## RECORDS PROVIDED
————

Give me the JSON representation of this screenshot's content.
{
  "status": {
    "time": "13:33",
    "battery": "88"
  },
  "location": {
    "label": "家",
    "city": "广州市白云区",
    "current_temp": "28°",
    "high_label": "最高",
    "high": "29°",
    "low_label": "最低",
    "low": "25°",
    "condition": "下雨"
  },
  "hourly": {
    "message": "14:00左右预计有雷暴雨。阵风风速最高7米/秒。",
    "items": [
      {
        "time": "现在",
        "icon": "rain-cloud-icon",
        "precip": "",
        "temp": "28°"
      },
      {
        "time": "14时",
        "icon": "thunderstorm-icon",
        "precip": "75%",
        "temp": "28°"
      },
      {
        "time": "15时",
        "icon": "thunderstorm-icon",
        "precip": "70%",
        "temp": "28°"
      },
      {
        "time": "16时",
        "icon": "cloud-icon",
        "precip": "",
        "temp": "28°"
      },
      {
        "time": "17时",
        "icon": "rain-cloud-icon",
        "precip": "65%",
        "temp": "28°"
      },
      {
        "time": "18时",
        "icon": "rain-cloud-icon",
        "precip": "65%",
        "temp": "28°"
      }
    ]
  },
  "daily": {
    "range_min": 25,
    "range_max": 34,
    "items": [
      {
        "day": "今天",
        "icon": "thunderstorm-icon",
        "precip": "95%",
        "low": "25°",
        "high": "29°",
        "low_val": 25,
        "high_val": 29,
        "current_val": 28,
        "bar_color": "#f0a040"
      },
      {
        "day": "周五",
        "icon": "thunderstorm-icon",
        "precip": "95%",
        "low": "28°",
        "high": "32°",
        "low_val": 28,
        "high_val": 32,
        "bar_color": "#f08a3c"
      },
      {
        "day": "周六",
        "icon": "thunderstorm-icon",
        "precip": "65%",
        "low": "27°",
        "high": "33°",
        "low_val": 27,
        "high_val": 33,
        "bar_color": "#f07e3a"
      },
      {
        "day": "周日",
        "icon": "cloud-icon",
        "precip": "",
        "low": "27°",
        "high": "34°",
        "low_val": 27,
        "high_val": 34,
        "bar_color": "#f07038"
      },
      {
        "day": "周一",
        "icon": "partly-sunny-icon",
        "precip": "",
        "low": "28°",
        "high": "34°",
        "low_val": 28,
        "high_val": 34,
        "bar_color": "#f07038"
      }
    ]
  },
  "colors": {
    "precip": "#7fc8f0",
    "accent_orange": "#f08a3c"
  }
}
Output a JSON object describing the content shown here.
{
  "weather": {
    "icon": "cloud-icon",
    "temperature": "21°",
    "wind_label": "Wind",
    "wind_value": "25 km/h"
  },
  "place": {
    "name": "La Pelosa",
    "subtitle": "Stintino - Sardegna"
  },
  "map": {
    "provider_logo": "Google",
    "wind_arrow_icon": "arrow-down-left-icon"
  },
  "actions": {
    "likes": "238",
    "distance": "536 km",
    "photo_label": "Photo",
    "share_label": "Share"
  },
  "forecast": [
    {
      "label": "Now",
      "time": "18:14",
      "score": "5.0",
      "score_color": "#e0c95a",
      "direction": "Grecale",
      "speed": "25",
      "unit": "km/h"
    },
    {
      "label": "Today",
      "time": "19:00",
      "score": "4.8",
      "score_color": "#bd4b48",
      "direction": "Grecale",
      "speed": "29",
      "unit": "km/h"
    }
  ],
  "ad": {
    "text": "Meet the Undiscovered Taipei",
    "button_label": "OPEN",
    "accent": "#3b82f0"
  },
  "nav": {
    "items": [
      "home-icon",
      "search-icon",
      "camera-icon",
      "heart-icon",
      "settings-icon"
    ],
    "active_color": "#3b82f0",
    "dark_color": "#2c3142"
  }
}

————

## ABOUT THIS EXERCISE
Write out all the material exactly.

## REPLY TO THE TASK
Give me the JSON representation of this screenshot's content.
{
  "status": {
    "time": "13:33",
    "battery": "88"
  },
  "location": {
    "label": "家",
    "city": "广州市白云区",
    "current_temp": "28°",
    "high_label": "最高",
    "high": "29°",
    "low_label": "最低",
    "low": "25°",
    "condition": "下雨"
  },
  "hourly": {
    "message": "14:00左右预计有雷暴雨。阵风风速最高7米/秒。",
    "items": [
      {
        "time": "现在",
        "icon": "rain-cloud-icon",
        "precip": "",
        "temp": "28°"
      },
      {
        "time": "14时",
        "icon": "thunderstorm-icon",
        "precip": "75%",
        "temp": "28°"
      },
      {
        "time": "15时",
        "icon": "thunderstorm-icon",
        "precip": "70%",
        "temp": "28°"
      },
      {
        "time": "16时",
        "icon": "cloud-icon",
        "precip": "",
        "temp": "28°"
      },
      {
        "time": "17时",
        "icon": "rain-cloud-icon",
        "precip": "65%",
        "temp": "28°"
      },
      {
        "time": "18时",
        "icon": "rain-cloud-icon",
        "precip": "65%",
        "temp": "28°"
      }
    ]
  },
  "daily": {
    "range_min": 25,
    "range_max": 34,
    "items": [
      {
        "day": "今天",
        "icon": "thunderstorm-icon",
        "precip": "95%",
        "low": "25°",
        "high": "29°",
        "low_val": 25,
        "high_val": 29,
        "current_val": 28,
        "bar_color": "#f0a040"
      },
      {
        "day": "周五",
        "icon": "thunderstorm-icon",
        "precip": "95%",
        "low": "28°",
        "high": "32°",
        "low_val": 28,
        "high_val": 32,
        "bar_color": "#f08a3c"
      },
      {
        "day": "周六",
        "icon": "thunderstorm-icon",
        "precip": "65%",
        "low": "27°",
        "high": "33°",
        "low_val": 27,
        "high_val": 33,
        "bar_color": "#f07e3a"
      },
      {
        "day": "周日",
        "icon": "cloud-icon",
        "precip": "",
        "low": "27°",
        "high": "34°",
        "low_val": 27,
        "high_val": 34,
        "bar_color": "#f07038"
      },
      {
        "day": "周一",
        "icon": "partly-sunny-icon",
        "precip": "",
        "low": "28°",
        "high": "34°",
        "low_val": 28,
        "high_val": 34,
        "bar_color": "#f07038"
      }
    ]
  },
  "colors": {
    "precip": "#7fc8f0",
    "accent_orange": "#f08a3c"
  }
}
Output a JSON object describing the content shown here.
{
  "weather": {
    "icon": "cloud-icon",
    "temperature": "21°",
    "wind_label": "Wind",
    "wind_value": "25 km/h"
  },
  "place": {
    "name": "La Pelosa",
    "subtitle": "Stintino - Sardegna"
  },
  "map": {
    "provider_logo": "Google",
    "wind_arrow_icon": "arrow-down-left-icon"
  },
  "actions": {
    "likes": "238",
    "distance": "536 km",
    "photo_label": "Photo",
    "share_label": "Share"
  },
  "forecast": [
    {
      "label": "Now",
      "time": "18:14",
      "score": "5.0",
      "score_color": "#e0c95a",
      "direction": "Grecale",
      "speed": "25",
      "unit": "km/h"
    },
    {
      "label": "Today",
      "time": "19:00",
      "score": "4.8",
      "score_color": "#bd4b48",
      "direction": "Grecale",
      "speed": "29",
      "unit": "km/h"
    }
  ],
  "ad": {
    "text": "Meet the Undiscovered Taipei",
    "button_label": "OPEN",
    "accent": "#3b82f0"
  },
  "nav": {
    "items": [
      "home-icon",
      "search-icon",
      "camera-icon",
      "heart-icon",
      "settings-icon"
    ],
    "active_color": "#3b82f0",
    "dark_color": "#2c3142"
  }
}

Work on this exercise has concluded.